Exercise directions:
Word for word, restate the entries that follow.

Element data from apps and pages:
*** Block opens ***

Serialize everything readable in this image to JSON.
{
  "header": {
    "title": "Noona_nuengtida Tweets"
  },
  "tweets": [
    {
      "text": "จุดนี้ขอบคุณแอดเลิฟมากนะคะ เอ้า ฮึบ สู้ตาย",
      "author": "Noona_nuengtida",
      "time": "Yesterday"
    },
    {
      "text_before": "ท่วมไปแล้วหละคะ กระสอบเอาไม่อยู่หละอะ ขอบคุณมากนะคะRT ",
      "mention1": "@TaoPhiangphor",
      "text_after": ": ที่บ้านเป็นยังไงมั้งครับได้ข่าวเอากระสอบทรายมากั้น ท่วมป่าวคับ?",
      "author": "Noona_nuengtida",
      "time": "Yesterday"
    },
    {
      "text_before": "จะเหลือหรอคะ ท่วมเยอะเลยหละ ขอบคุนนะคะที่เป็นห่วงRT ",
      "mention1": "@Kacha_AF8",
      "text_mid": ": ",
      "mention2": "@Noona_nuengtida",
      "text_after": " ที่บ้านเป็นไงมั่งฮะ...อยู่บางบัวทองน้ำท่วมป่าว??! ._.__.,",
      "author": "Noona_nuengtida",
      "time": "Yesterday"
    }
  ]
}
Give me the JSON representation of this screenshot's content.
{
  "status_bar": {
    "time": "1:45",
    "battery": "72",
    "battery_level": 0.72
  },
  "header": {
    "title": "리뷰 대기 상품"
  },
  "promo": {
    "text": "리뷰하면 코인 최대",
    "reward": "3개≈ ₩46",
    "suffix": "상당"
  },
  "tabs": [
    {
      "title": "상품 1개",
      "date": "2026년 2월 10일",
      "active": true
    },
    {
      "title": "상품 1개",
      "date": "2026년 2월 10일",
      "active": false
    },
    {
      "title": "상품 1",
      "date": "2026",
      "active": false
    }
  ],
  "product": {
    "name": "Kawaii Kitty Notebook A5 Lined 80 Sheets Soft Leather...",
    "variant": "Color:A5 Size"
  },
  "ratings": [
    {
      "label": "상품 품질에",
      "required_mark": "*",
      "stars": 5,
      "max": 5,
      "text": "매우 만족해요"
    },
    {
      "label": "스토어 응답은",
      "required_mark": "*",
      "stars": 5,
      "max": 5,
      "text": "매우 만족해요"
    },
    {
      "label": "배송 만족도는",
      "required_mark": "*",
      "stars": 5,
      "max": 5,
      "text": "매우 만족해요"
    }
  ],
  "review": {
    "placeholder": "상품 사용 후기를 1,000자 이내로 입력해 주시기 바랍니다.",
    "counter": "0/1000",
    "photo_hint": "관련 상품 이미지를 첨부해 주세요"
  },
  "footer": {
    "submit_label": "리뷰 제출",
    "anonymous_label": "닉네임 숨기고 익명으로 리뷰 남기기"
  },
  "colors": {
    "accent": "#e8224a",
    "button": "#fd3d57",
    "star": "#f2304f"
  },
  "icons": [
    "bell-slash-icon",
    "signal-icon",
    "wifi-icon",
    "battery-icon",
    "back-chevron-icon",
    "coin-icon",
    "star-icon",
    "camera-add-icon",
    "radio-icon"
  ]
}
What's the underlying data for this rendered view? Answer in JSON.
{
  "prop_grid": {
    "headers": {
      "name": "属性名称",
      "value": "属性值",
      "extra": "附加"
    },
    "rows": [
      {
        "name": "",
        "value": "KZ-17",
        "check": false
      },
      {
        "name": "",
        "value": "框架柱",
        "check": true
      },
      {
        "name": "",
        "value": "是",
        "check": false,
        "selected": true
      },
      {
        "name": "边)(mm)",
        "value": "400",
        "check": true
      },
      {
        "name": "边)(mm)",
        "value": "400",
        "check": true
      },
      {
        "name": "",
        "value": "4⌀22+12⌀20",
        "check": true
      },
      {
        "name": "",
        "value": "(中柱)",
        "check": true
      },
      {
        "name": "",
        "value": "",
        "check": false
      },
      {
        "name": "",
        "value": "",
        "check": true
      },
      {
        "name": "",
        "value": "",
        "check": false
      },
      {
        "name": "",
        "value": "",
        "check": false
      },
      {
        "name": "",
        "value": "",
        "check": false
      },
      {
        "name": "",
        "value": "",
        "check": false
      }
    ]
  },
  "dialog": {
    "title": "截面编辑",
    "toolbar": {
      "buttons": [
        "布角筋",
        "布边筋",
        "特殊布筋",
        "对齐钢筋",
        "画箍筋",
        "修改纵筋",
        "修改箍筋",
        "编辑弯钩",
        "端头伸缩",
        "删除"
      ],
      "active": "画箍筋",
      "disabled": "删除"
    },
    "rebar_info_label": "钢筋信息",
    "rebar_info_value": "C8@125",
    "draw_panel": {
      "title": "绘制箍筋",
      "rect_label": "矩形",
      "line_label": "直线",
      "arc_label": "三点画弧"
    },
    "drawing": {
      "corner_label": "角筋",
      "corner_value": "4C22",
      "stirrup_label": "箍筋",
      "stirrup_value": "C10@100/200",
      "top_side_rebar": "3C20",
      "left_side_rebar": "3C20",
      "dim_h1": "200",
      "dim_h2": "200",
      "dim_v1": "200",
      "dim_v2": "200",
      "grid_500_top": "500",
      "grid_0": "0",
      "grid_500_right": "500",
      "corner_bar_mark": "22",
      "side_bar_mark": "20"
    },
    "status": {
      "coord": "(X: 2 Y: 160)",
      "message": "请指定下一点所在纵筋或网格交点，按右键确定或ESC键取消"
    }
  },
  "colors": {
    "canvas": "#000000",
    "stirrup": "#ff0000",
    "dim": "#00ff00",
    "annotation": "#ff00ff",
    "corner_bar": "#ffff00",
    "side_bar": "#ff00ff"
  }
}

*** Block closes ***

Your response:
Serialize everything readable in this image to JSON.
{
  "header": {
    "title": "Noona_nuengtida Tweets"
  },
  "tweets": [
    {
      "text": "จุดนี้ขอบคุณแอดเลิฟมากนะคะ เอ้า ฮึบ สู้ตาย",
      "author": "Noona_nuengtida",
      "time": "Yesterday"
    },
    {
      "text_before": "ท่วมไปแล้วหละคะ กระสอบเอาไม่อยู่หละอะ ขอบคุณมากนะคะRT ",
      "mention1": "@TaoPhiangphor",
      "text_after": ": ที่บ้านเป็นยังไงมั้งครับได้ข่าวเอากระสอบทรายมากั้น ท่วมป่าวคับ?",
      "author": "Noona_nuengtida",
      "time": "Yesterday"
    },
    {
      "text_before": "จะเหลือหรอคะ ท่วมเยอะเลยหละ ขอบคุนนะคะที่เป็นห่วงRT ",
      "mention1": "@Kacha_AF8",
      "text_mid": ": ",
      "mention2": "@Noona_nuengtida",
      "text_after": " ที่บ้านเป็นไงมั่งฮะ...อยู่บางบัวทองน้ำท่วมป่าว??! ._.__.,",
      "author": "Noona_nuengtida",
      "time": "Yesterday"
    }
  ]
}
Give me the JSON representation of this screenshot's content.
{
  "status_bar": {
    "time": "1:45",
    "battery": "72",
    "battery_level": 0.72
  },
  "header": {
    "title": "리뷰 대기 상품"
  },
  "promo": {
    "text": "리뷰하면 코인 최대",
    "reward": "3개≈ ₩46",
    "suffix": "상당"
  },
  "tabs": [
    {
      "title": "상품 1개",
      "date": "2026년 2월 10일",
      "active": true
    },
    {
      "title": "상품 1개",
      "date": "2026년 2월 10일",
      "active": false
    },
    {
      "title": "상품 1",
      "date": "2026",
      "active": false
    }
  ],
  "product": {
    "name": "Kawaii Kitty Notebook A5 Lined 80 Sheets Soft Leather...",
    "variant": "Color:A5 Size"
  },
  "ratings": [
    {
      "label": "상품 품질에",
      "required_mark": "*",
      "stars": 5,
      "max": 5,
      "text": "매우 만족해요"
    },
    {
      "label": "스토어 응답은",
      "required_mark": "*",
      "stars": 5,
      "max": 5,
      "text": "매우 만족해요"
    },
    {
      "label": "배송 만족도는",
      "required_mark": "*",
      "stars": 5,
      "max": 5,
      "text": "매우 만족해요"
    }
  ],
  "review": {
    "placeholder": "상품 사용 후기를 1,000자 이내로 입력해 주시기 바랍니다.",
    "counter": "0/1000",
    "photo_hint": "관련 상품 이미지를 첨부해 주세요"
  },
  "footer": {
    "submit_label": "리뷰 제출",
    "anonymous_label": "닉네임 숨기고 익명으로 리뷰 남기기"
  },
  "colors": {
    "accent": "#e8224a",
    "button": "#fd3d57",
    "star": "#f2304f"
  },
  "icons": [
    "bell-slash-icon",
    "signal-icon",
    "wifi-icon",
    "battery-icon",
    "back-chevron-icon",
    "coin-icon",
    "star-icon",
    "camera-add-icon",
    "radio-icon"
  ]
}
What's the underlying data for this rendered view? Answer in JSON.
{
  "prop_grid": {
    "headers": {
      "name": "属性名称",
      "value": "属性值",
      "extra": "附加"
    },
    "rows": [
      {
        "name": "",
        "value": "KZ-17",
        "check": false
      },
      {
        "name": "",
        "value": "框架柱",
        "check": true
      },
      {
        "name": "",
        "value": "是",
        "check": false,
        "selected": true
      },
      {
        "name": "边)(mm)",
        "value": "400",
        "check": true
      },
      {
        "name": "边)(mm)",
        "value": "400",
        "check": true
      },
      {
        "name": "",
        "value": "4⌀22+12⌀20",
        "check": true
      },
      {
        "name": "",
        "value": "(中柱)",
        "check": true
      },
      {
        "name": "",
        "value": "",
        "check": false
      },
      {
        "name": "",
        "value": "",
        "check": true
      },
      {
        "name": "",
        "value": "",
        "check": false
      },
      {
        "name": "",
        "value": "",
        "check": false
      },
      {
        "name": "",
        "value": "",
        "check": false
      },
      {
        "name": "",
        "value": "",
        "check": false
      }
    ]
  },
  "dialog": {
    "title": "截面编辑",
    "toolbar": {
      "buttons": [
        "布角筋",
        "布边筋",
        "特殊布筋",
        "对齐钢筋",
        "画箍筋",
        "修改纵筋",
        "修改箍筋",
        "编辑弯钩",
        "端头伸缩",
        "删除"
      ],
      "active": "画箍筋",
      "disabled": "删除"
    },
    "rebar_info_label": "钢筋信息",
    "rebar_info_value": "C8@125",
    "draw_panel": {
      "title": "绘制箍筋",
      "rect_label": "矩形",
      "line_label": "直线",
      "arc_label": "三点画弧"
    },
    "drawing": {
      "corner_label": "角筋",
      "corner_value": "4C22",
      "stirrup_label": "箍筋",
      "stirrup_value": "C10@100/200",
      "top_side_rebar": "3C20",
      "left_side_rebar": "3C20",
      "dim_h1": "200",
      "dim_h2": "200",
      "dim_v1": "200",
      "dim_v2": "200",
      "grid_500_top": "500",
      "grid_0": "0",
      "grid_500_right": "500",
      "corner_bar_mark": "22",
      "side_bar_mark": "20"
    },
    "status": {
      "coord": "(X: 2 Y: 160)",
      "message": "请指定下一点所在纵筋或网格交点，按右键确定或ESC键取消"
    }
  },
  "colors": {
    "canvas": "#000000",
    "stirrup": "#ff0000",
    "dim": "#00ff00",
    "annotation": "#ff00ff",
    "corner_bar": "#ffff00",
    "side_bar": "#ff00ff"
  }
}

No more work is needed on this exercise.